→ WORK INSTRUCTION: From the listing below, copy each line that holds "outline".
(Beginning of EXTRACTED DATA)
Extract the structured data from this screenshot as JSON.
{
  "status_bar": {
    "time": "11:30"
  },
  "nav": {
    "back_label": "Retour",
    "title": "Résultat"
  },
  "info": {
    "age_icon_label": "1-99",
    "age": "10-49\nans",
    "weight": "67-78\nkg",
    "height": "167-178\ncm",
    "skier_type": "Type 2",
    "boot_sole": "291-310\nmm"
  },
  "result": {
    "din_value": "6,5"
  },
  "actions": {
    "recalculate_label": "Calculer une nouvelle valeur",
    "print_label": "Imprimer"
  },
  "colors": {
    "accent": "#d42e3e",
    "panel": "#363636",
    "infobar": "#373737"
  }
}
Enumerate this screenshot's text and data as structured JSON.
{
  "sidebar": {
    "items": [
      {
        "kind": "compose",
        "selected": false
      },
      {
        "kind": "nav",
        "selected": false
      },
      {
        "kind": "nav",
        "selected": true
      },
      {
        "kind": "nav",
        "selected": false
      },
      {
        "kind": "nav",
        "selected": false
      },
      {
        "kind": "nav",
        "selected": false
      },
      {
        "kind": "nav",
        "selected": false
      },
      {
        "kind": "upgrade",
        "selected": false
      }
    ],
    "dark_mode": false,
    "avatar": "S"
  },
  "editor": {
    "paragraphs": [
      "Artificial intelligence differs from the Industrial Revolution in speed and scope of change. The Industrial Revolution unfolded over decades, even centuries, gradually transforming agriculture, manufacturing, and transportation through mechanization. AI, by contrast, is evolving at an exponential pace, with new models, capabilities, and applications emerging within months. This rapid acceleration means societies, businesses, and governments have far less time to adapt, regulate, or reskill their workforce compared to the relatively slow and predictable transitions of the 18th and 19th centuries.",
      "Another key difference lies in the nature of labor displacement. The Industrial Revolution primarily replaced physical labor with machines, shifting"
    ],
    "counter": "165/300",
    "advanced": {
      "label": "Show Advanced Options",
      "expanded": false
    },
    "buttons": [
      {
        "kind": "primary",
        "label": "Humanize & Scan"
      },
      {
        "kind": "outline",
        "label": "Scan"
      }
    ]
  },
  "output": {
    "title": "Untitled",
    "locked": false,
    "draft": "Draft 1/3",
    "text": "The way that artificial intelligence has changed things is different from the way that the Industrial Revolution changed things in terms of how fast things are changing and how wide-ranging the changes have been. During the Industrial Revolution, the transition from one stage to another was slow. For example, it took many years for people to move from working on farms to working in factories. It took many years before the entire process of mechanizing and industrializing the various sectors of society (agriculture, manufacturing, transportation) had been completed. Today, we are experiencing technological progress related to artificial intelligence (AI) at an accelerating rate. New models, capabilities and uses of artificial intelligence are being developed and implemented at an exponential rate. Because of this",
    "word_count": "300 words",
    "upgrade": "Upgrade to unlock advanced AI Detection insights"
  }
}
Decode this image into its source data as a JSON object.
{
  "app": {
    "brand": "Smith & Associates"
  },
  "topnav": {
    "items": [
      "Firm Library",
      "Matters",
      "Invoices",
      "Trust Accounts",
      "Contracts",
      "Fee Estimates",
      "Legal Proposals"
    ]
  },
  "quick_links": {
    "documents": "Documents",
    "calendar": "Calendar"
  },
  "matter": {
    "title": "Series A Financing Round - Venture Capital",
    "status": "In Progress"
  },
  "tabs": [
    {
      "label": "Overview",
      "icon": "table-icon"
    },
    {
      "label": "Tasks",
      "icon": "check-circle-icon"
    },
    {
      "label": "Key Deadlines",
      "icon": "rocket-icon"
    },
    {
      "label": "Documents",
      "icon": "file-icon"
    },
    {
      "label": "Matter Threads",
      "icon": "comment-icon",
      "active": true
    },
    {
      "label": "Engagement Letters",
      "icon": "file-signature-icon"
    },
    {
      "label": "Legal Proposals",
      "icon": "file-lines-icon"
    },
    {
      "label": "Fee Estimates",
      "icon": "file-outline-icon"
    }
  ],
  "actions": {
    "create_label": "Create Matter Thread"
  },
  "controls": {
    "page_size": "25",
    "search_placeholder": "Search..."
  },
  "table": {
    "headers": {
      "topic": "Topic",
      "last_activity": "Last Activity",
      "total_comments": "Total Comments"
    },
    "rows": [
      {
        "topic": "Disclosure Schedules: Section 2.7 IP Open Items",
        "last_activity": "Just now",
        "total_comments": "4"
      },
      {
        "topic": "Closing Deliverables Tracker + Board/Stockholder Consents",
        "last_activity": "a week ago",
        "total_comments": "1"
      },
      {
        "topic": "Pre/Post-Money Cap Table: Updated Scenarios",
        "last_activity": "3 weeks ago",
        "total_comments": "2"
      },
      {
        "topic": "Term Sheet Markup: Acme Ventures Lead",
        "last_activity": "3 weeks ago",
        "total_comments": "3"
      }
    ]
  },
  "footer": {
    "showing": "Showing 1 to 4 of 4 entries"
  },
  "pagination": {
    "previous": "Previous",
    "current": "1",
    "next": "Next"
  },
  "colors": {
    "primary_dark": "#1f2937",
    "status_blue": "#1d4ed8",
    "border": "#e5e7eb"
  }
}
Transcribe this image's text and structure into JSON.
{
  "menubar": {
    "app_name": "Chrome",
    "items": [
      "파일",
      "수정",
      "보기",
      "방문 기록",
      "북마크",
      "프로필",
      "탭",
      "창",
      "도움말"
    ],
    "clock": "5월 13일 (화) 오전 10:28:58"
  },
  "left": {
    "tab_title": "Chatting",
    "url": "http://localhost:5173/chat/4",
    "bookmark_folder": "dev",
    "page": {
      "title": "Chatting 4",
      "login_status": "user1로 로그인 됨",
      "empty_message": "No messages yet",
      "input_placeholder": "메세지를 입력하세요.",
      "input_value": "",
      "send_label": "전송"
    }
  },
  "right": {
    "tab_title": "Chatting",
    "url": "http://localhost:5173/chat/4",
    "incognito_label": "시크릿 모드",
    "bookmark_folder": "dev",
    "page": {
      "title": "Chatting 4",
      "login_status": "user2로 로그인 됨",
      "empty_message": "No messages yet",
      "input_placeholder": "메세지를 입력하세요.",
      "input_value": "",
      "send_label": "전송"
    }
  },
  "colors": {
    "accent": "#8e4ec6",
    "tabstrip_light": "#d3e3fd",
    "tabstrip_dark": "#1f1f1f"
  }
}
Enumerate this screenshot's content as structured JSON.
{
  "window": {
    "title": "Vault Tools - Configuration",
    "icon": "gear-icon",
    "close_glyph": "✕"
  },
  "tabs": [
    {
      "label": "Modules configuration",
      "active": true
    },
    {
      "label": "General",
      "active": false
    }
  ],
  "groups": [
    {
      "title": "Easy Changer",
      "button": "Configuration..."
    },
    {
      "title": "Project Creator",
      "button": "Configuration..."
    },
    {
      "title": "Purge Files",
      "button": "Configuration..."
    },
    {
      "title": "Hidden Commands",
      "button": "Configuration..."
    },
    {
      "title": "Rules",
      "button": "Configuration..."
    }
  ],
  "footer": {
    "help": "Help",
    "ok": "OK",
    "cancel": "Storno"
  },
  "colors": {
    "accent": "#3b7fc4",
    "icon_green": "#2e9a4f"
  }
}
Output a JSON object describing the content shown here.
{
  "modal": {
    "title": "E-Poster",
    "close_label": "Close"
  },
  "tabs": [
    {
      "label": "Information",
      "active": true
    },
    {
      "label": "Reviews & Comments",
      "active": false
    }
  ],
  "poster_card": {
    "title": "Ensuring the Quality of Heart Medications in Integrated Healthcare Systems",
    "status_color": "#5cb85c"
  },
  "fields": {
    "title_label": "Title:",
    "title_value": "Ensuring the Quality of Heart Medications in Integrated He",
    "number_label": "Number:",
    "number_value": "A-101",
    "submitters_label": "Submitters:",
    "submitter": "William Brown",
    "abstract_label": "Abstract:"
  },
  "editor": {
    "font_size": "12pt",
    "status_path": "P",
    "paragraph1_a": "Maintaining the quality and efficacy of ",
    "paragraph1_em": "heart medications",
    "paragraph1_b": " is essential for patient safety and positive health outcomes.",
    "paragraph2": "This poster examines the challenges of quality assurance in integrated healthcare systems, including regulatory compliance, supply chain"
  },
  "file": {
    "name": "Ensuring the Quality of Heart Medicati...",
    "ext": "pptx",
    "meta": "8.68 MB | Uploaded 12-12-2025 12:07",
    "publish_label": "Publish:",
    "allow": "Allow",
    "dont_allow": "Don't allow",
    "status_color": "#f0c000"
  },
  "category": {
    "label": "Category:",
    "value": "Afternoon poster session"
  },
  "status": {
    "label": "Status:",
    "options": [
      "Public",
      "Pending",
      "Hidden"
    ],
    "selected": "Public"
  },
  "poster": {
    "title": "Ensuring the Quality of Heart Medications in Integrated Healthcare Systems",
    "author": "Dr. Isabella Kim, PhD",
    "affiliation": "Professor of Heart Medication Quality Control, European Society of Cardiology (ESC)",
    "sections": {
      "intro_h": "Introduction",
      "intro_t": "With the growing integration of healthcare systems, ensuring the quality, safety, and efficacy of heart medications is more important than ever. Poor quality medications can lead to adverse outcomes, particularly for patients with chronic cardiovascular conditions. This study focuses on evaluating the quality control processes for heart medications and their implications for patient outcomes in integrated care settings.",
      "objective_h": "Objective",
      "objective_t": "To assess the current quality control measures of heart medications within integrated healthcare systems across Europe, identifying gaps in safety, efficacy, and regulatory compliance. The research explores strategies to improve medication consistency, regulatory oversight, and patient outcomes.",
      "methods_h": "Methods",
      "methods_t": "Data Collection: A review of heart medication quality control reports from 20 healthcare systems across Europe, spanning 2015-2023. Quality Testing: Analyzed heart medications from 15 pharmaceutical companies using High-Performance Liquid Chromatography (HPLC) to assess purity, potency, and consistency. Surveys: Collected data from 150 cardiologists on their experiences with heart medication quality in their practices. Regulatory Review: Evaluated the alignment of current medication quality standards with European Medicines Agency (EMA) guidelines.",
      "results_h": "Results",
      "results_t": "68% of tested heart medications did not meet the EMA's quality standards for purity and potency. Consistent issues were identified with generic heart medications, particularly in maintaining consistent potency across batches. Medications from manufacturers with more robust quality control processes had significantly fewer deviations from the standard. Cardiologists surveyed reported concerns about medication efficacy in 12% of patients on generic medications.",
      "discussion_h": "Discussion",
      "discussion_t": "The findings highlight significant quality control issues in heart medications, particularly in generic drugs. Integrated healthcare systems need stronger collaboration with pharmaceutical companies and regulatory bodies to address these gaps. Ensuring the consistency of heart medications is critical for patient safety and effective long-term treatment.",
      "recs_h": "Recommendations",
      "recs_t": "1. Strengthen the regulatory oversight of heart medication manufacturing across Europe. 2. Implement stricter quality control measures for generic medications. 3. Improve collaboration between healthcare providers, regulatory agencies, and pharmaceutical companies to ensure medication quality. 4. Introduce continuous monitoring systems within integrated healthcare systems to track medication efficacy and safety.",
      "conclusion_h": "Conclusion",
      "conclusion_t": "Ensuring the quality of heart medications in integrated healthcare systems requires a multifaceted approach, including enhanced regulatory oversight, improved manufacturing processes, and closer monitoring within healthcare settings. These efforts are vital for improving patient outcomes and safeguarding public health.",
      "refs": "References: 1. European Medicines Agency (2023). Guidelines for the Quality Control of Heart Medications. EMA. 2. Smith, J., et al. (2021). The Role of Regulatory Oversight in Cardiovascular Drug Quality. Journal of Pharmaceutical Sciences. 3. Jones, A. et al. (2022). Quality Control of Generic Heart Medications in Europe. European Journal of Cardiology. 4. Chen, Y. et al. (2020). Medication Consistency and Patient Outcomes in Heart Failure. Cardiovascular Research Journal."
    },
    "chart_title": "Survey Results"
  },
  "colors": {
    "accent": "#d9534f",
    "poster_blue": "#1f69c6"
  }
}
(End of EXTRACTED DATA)
→ TASK ANSWER:
        "kind": "outline",
      "icon": "file-outline-icon"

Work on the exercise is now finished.